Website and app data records
____________________
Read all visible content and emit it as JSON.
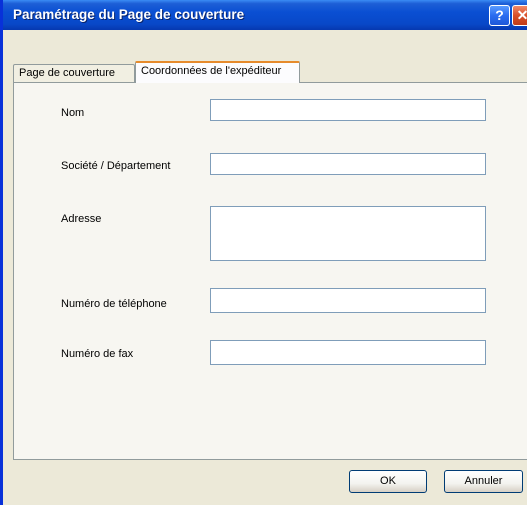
{
  "window": {
    "title": "Paramétrage du Page de couverture",
    "help_label": "?",
    "close_label": "✕"
  },
  "tabs": [
    {
      "label": "Page de couverture",
      "active": false
    },
    {
      "label": "Coordonnées de l'expéditeur",
      "active": true
    }
  ],
  "form": {
    "name_label": "Nom",
    "name_value": "",
    "company_label": "Société / Département",
    "company_value": "",
    "address_label": "Adresse",
    "address_value": "",
    "phone_label": "Numéro de téléphone",
    "phone_value": "",
    "fax_label": "Numéro de fax",
    "fax_value": ""
  },
  "buttons": {
    "ok_label": "OK",
    "cancel_label": "Annuler"
  }
}
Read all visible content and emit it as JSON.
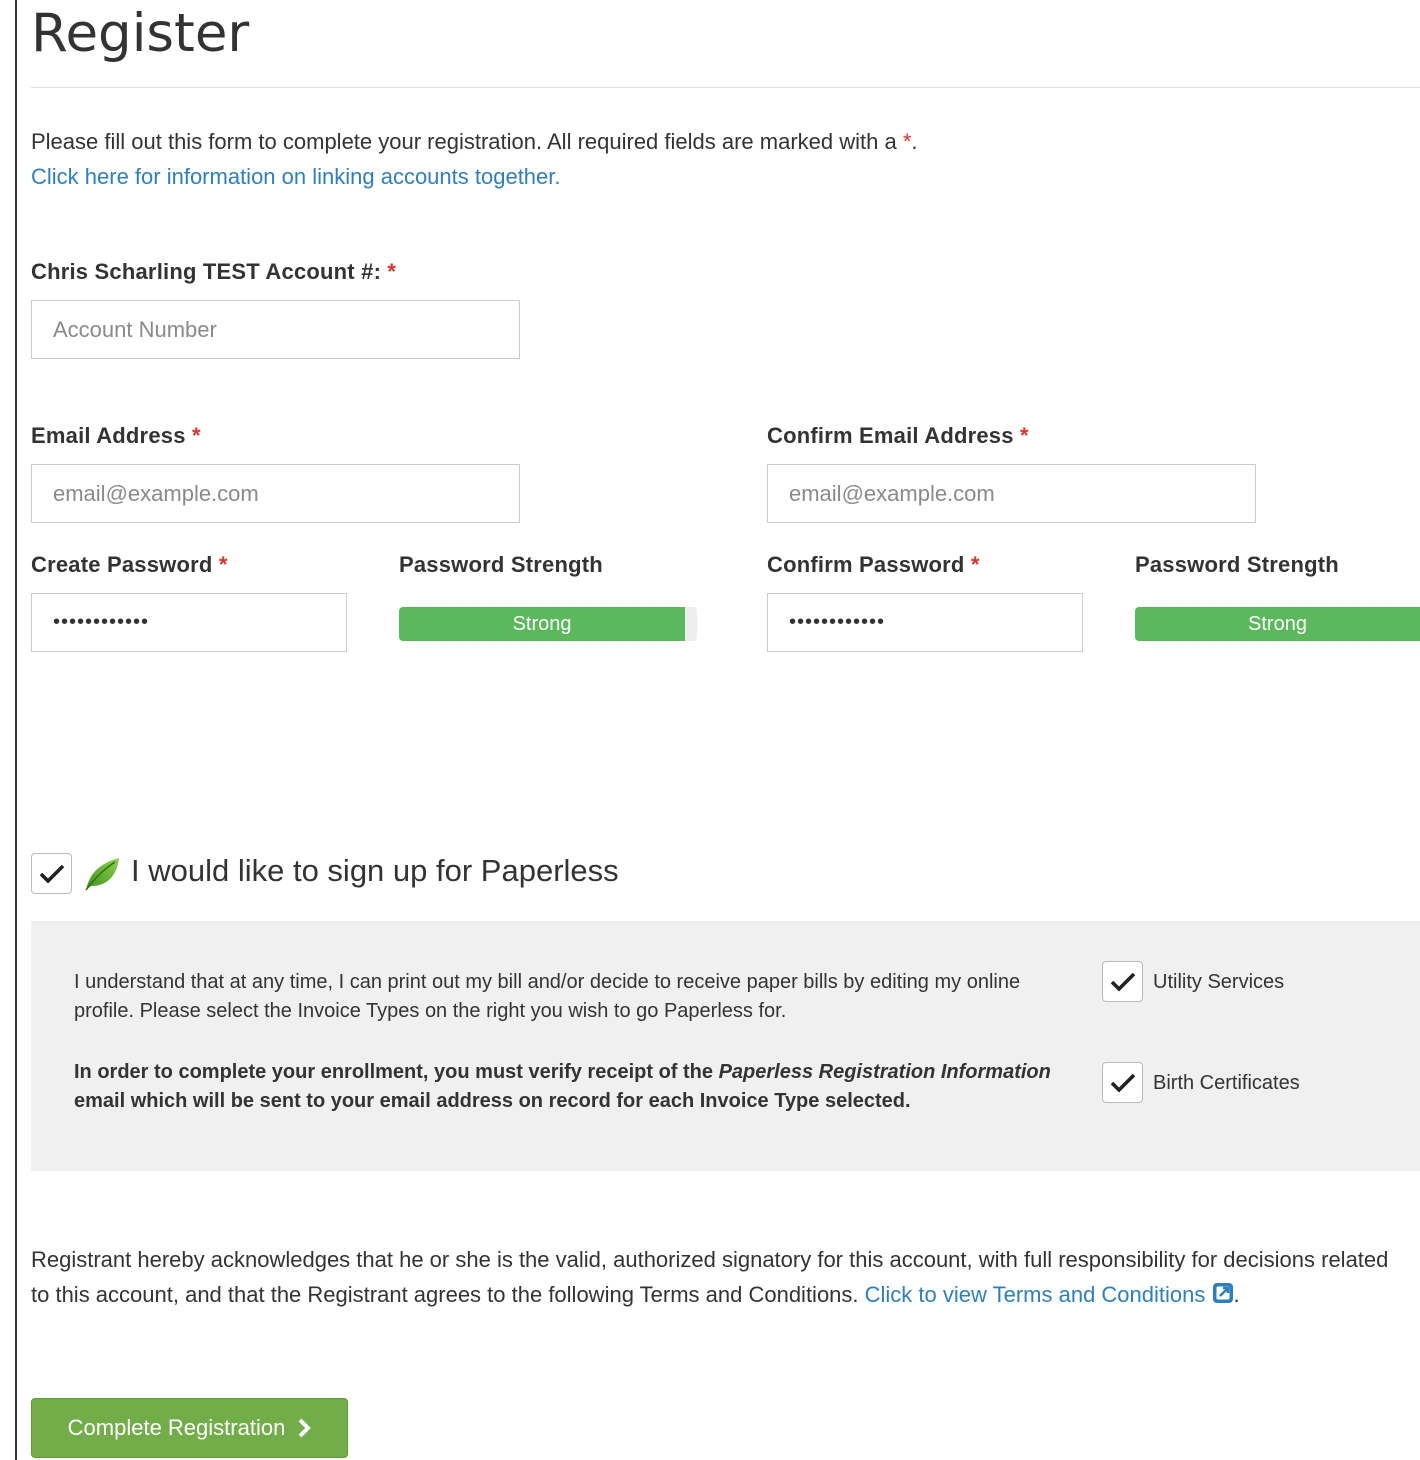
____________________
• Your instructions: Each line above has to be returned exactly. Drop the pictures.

• Exercise solution:
Read all visible content and emit it as JSON.
{
  "window": {
    "title": "Paramétrage du Page de couverture",
    "help_label": "?",
    "close_label": "✕"
  },
  "tabs": [
    {
      "label": "Page de couverture",
      "active": false
    },
    {
      "label": "Coordonnées de l'expéditeur",
      "active": true
    }
  ],
  "form": {
    "name_label": "Nom",
    "name_value": "",
    "company_label": "Société / Département",
    "company_value": "",
    "address_label": "Adresse",
    "address_value": "",
    "phone_label": "Numéro de téléphone",
    "phone_value": "",
    "fax_label": "Numéro de fax",
    "fax_value": ""
  },
  "buttons": {
    "ok_label": "OK",
    "cancel_label": "Annuler"
  }
}
Read all visible content and emit it as JSON.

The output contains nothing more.